Dataset rows describing interfaces
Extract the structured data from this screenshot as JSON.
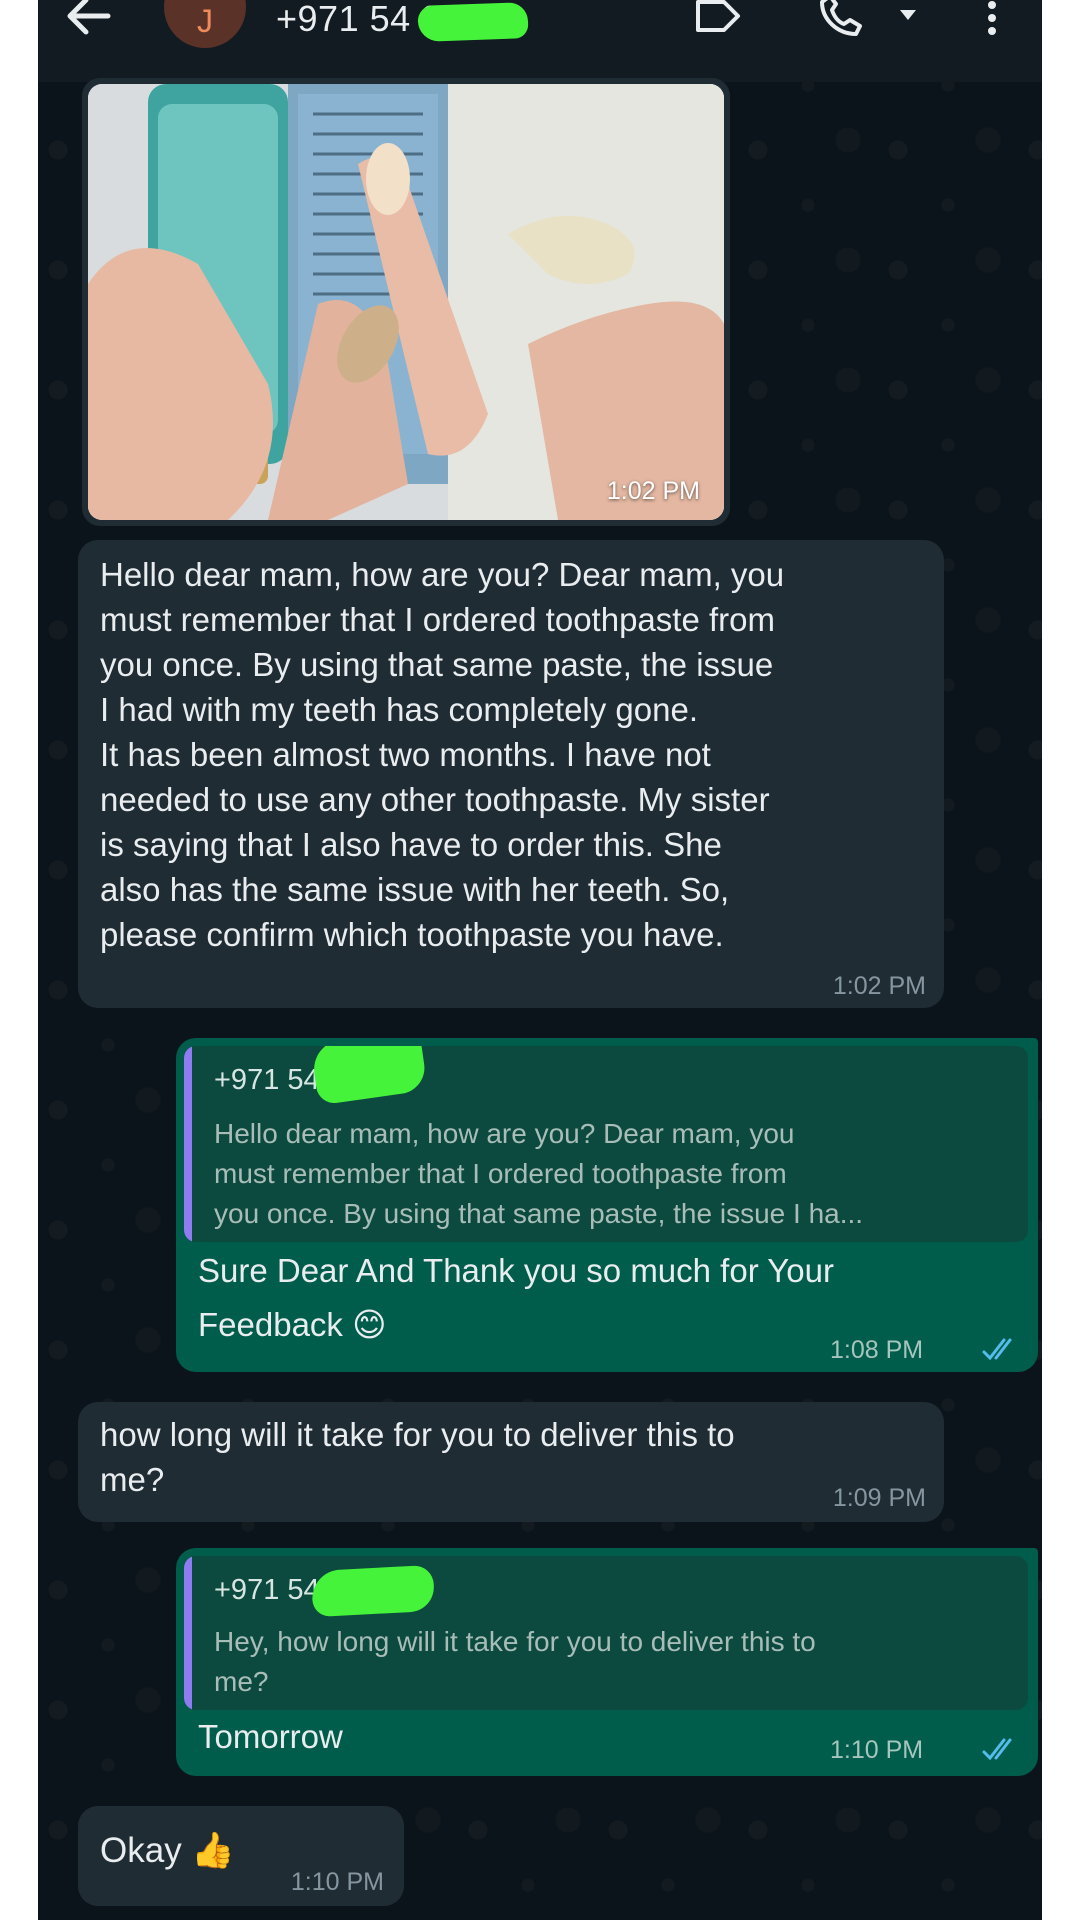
{
  "header": {
    "back_icon": "arrow-left-icon",
    "avatar_letter": "J",
    "contact_name": "+971 54          382",
    "icons": [
      "label-icon",
      "phone-icon",
      "chevron-down-icon",
      "more-vertical-icon"
    ]
  },
  "messages": {
    "photo": {
      "time": "1:02 PM",
      "alt": "photo of toothpaste bottle and box held in hand"
    },
    "m1": {
      "lines": [
        "Hello dear mam, how are you? Dear mam, you",
        "must remember that I ordered toothpaste from",
        "you once. By using that same paste, the issue",
        "I had with my teeth has completely gone.",
        "It has been almost two months. I have not",
        "needed to use any other toothpaste. My sister",
        "is saying that I also have to order this. She",
        "also has the same issue with her teeth. So,",
        "please confirm which toothpaste you have."
      ],
      "time": "1:02 PM"
    },
    "r1": {
      "quote_author": "+971 54          382",
      "quote_lines": [
        "Hello dear mam, how are you? Dear mam, you",
        "must remember that I ordered toothpaste from",
        "you once. By using that same paste, the issue I ha..."
      ],
      "lines": [
        "Sure Dear And Thank you so much for Your",
        "Feedback 😊"
      ],
      "time": "1:08 PM"
    },
    "m2": {
      "lines": [
        "how long will it take for you to deliver this to",
        "me?"
      ],
      "time": "1:09 PM"
    },
    "r2": {
      "quote_author": "+971 54          382",
      "quote_lines": [
        "Hey, how long will it take for you to deliver this to",
        "me?"
      ],
      "text": "Tomorrow",
      "time": "1:10 PM"
    },
    "m3": {
      "text": "Okay 👍",
      "time": "1:10 PM"
    }
  },
  "colors": {
    "chat_bg": "#0b141a",
    "incoming_bubble": "#1f2c34",
    "outgoing_bubble": "#005c4b",
    "read_ticks": "#53bdeb",
    "redaction": "#45f33b"
  }
}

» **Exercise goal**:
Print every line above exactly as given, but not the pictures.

» **Written reply**:
Extract the structured data from this screenshot as JSON.
{
  "header": {
    "back_icon": "arrow-left-icon",
    "avatar_letter": "J",
    "contact_name": "+971 54          382",
    "icons": [
      "label-icon",
      "phone-icon",
      "chevron-down-icon",
      "more-vertical-icon"
    ]
  },
  "messages": {
    "photo": {
      "time": "1:02 PM",
      "alt": "photo of toothpaste bottle and box held in hand"
    },
    "m1": {
      "lines": [
        "Hello dear mam, how are you? Dear mam, you",
        "must remember that I ordered toothpaste from",
        "you once. By using that same paste, the issue",
        "I had with my teeth has completely gone.",
        "It has been almost two months. I have not",
        "needed to use any other toothpaste. My sister",
        "is saying that I also have to order this. She",
        "also has the same issue with her teeth. So,",
        "please confirm which toothpaste you have."
      ],
      "time": "1:02 PM"
    },
    "r1": {
      "quote_author": "+971 54          382",
      "quote_lines": [
        "Hello dear mam, how are you? Dear mam, you",
        "must remember that I ordered toothpaste from",
        "you once. By using that same paste, the issue I ha..."
      ],
      "lines": [
        "Sure Dear And Thank you so much for Your",
        "Feedback 😊"
      ],
      "time": "1:08 PM"
    },
    "m2": {
      "lines": [
        "how long will it take for you to deliver this to",
        "me?"
      ],
      "time": "1:09 PM"
    },
    "r2": {
      "quote_author": "+971 54          382",
      "quote_lines": [
        "Hey, how long will it take for you to deliver this to",
        "me?"
      ],
      "text": "Tomorrow",
      "time": "1:10 PM"
    },
    "m3": {
      "text": "Okay 👍",
      "time": "1:10 PM"
    }
  },
  "colors": {
    "chat_bg": "#0b141a",
    "incoming_bubble": "#1f2c34",
    "outgoing_bubble": "#005c4b",
    "read_ticks": "#53bdeb",
    "redaction": "#45f33b"
  }
}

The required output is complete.